[Web page and app entries]
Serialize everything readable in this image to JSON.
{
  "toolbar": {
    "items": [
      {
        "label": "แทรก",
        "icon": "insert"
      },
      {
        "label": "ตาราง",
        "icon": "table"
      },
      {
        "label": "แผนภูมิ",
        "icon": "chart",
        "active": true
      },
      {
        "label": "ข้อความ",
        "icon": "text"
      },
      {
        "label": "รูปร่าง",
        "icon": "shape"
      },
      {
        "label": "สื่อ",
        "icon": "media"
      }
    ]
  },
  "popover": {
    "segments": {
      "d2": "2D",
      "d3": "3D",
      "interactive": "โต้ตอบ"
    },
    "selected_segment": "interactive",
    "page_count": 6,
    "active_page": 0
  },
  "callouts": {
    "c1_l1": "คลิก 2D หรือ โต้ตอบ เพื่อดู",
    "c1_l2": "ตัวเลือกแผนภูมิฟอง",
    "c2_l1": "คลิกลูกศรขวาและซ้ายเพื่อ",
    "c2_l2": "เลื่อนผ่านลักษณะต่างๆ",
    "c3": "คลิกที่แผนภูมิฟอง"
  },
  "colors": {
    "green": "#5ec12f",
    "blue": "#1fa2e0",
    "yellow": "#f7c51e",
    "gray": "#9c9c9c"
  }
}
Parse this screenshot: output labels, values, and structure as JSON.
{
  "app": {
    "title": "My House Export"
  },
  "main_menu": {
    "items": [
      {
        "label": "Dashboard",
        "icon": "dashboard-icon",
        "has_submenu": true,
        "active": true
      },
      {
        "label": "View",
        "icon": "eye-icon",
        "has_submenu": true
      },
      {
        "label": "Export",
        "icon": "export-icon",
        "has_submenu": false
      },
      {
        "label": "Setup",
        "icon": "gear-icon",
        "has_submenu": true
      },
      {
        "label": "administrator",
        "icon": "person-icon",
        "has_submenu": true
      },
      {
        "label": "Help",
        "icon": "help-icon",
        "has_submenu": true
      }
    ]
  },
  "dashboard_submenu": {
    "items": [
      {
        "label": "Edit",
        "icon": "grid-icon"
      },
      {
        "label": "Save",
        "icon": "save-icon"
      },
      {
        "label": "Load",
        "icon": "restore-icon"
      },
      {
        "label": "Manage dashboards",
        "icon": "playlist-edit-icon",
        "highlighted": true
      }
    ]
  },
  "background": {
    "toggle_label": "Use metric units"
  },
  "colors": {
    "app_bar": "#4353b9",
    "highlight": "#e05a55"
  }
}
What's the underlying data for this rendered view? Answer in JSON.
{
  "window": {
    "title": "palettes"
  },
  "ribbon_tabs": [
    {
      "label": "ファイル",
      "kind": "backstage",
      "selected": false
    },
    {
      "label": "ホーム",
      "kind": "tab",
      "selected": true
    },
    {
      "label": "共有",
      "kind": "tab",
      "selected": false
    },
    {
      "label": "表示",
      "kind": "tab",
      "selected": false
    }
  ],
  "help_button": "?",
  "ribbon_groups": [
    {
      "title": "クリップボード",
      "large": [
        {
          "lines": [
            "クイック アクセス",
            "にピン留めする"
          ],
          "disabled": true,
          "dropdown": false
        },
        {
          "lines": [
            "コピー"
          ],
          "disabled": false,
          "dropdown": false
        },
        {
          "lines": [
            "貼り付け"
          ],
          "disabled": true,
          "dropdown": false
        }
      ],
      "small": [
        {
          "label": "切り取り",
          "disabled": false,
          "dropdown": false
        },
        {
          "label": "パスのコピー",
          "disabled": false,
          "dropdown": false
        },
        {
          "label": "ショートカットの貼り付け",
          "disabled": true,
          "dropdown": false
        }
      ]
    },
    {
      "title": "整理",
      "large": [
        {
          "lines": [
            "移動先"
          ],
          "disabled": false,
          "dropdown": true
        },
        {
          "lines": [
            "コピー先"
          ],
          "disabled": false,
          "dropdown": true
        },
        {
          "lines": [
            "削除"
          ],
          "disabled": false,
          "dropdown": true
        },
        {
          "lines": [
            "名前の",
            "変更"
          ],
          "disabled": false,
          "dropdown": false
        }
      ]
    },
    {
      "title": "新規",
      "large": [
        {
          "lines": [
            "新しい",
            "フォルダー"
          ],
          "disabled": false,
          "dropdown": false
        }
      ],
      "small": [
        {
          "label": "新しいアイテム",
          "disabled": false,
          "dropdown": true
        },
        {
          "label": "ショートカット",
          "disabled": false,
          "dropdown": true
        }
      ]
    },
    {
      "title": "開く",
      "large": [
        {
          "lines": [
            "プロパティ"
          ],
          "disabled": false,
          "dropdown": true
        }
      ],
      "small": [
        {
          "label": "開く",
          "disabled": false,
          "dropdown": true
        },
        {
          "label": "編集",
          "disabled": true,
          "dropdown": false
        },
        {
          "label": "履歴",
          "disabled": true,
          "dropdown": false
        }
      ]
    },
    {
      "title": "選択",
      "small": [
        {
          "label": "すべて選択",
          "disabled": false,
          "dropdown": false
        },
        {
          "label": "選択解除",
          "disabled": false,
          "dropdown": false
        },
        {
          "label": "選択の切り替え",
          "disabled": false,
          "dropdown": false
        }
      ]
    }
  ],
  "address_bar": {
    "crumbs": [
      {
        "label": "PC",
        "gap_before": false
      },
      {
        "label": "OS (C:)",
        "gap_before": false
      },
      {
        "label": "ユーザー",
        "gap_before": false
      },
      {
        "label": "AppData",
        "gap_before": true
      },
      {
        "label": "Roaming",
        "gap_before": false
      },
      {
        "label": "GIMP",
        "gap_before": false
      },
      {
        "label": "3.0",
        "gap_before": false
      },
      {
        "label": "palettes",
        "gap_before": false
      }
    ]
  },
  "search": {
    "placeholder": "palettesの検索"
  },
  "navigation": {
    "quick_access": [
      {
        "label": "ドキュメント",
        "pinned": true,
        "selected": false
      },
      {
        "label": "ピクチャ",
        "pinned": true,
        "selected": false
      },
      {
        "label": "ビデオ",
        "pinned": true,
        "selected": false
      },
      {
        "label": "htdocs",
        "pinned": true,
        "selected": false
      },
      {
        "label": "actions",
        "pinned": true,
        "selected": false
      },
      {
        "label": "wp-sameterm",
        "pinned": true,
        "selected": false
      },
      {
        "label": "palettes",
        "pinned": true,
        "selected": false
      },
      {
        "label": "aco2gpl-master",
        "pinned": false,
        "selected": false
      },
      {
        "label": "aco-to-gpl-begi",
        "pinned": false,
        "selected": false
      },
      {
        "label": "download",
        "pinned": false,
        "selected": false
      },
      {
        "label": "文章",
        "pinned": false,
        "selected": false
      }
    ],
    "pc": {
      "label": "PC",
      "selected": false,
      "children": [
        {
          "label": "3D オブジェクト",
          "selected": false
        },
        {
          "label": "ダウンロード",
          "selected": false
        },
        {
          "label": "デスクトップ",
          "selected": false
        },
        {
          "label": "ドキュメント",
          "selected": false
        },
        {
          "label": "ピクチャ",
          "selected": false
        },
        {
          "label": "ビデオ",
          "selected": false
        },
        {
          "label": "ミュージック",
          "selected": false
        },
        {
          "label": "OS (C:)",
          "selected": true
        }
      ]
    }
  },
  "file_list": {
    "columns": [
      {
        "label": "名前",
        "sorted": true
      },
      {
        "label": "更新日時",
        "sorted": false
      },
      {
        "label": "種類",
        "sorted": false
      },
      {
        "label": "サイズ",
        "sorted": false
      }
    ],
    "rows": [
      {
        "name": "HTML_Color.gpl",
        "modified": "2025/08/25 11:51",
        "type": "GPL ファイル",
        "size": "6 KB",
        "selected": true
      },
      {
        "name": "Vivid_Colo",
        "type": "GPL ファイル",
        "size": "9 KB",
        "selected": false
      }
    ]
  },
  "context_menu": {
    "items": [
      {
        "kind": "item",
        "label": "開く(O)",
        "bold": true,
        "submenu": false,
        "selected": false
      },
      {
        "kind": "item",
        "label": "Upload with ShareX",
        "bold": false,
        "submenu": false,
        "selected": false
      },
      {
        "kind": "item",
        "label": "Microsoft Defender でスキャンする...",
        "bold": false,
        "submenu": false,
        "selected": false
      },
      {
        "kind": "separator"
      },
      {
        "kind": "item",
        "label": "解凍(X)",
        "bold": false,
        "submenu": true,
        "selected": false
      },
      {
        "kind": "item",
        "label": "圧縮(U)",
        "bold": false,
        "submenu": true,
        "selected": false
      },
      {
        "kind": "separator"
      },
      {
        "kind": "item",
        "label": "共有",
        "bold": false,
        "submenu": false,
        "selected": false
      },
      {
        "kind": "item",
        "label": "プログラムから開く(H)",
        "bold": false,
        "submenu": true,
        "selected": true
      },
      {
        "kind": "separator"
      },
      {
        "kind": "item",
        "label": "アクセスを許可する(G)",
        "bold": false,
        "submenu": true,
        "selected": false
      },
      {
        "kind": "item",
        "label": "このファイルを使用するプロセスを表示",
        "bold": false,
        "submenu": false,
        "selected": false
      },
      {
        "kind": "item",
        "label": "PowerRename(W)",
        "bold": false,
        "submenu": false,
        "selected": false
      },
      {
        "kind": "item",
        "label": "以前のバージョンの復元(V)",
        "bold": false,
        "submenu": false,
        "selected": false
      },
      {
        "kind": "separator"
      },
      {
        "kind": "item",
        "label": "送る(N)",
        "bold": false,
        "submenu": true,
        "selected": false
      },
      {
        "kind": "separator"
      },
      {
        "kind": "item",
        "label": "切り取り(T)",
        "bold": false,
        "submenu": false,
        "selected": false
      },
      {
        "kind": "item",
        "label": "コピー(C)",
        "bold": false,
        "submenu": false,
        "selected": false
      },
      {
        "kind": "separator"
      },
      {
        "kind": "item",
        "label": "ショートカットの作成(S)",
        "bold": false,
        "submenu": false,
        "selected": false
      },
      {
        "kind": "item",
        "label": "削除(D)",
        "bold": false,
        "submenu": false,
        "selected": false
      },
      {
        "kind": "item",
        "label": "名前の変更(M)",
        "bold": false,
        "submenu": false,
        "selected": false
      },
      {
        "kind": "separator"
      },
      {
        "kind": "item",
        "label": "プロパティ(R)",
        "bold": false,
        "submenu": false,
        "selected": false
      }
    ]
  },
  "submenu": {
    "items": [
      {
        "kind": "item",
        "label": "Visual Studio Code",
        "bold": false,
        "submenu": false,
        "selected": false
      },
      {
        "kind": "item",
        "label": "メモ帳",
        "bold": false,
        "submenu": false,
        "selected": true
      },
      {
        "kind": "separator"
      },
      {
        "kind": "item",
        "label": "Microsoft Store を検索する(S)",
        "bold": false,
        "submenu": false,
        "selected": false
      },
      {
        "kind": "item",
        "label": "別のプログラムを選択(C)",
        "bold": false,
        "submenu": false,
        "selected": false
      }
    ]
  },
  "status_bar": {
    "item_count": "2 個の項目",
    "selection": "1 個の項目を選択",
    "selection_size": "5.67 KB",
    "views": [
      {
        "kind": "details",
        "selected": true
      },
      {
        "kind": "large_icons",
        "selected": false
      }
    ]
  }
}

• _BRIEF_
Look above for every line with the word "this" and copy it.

• _COMPLETED TASK_
Serialize everything readable in this image to JSON.
Parse this screenshot: output labels, values, and structure as JSON.
What's the underlying data for this rendered view? Answer in JSON.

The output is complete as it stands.